:: Exercise instructions ::
Find every line in the data that contains the word "subtitle". Return each of those lines.

........

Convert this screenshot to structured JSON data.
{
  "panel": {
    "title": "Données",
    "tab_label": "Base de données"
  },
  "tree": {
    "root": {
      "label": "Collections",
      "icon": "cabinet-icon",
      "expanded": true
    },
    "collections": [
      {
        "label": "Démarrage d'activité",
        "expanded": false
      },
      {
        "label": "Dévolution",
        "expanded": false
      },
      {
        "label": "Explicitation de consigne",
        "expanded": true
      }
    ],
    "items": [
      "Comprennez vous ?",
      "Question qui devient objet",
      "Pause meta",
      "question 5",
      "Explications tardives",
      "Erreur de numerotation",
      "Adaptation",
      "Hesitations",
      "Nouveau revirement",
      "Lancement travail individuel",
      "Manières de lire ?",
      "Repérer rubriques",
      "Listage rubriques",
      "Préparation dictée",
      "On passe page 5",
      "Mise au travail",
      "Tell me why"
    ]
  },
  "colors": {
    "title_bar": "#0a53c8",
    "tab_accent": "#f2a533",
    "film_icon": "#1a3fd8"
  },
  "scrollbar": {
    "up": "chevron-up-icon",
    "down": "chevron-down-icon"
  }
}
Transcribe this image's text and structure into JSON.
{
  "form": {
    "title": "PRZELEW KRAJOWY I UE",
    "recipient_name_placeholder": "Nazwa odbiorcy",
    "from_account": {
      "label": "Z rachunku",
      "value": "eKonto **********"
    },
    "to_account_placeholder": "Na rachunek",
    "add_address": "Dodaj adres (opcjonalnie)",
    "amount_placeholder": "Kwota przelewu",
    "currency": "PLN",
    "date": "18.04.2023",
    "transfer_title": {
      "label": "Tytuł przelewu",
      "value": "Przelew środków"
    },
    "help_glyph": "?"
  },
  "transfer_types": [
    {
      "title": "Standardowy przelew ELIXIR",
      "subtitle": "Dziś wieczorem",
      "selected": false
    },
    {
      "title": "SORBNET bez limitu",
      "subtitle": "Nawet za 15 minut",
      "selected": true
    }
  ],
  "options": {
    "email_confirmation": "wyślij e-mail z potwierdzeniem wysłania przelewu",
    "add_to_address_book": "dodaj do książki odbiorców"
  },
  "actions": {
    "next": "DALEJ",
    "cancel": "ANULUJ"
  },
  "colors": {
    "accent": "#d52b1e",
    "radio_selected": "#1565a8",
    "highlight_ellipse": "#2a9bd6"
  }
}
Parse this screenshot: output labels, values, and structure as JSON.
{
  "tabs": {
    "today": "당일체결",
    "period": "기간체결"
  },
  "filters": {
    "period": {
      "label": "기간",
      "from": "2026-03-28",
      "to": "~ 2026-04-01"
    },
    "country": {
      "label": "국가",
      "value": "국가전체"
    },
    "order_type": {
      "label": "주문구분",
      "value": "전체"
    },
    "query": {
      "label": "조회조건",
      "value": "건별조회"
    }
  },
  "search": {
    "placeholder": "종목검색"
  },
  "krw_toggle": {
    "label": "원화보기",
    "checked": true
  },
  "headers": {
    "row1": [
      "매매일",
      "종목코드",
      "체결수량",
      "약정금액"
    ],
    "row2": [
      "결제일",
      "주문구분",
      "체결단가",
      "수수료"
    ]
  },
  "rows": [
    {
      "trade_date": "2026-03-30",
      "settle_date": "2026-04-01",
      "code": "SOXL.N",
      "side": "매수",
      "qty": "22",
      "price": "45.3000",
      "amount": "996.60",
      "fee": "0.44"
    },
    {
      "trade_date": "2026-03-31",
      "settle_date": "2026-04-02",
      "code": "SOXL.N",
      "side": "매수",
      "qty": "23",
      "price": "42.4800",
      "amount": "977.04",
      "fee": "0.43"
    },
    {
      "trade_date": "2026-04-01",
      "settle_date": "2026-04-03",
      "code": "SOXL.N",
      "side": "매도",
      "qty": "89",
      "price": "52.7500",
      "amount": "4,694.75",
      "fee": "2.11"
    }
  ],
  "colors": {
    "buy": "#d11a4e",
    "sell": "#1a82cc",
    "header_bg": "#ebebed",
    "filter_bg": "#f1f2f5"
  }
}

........

:: Answer box ::
      "subtitle": "Dziś wieczorem",
      "subtitle": "Nawet za 15 minut",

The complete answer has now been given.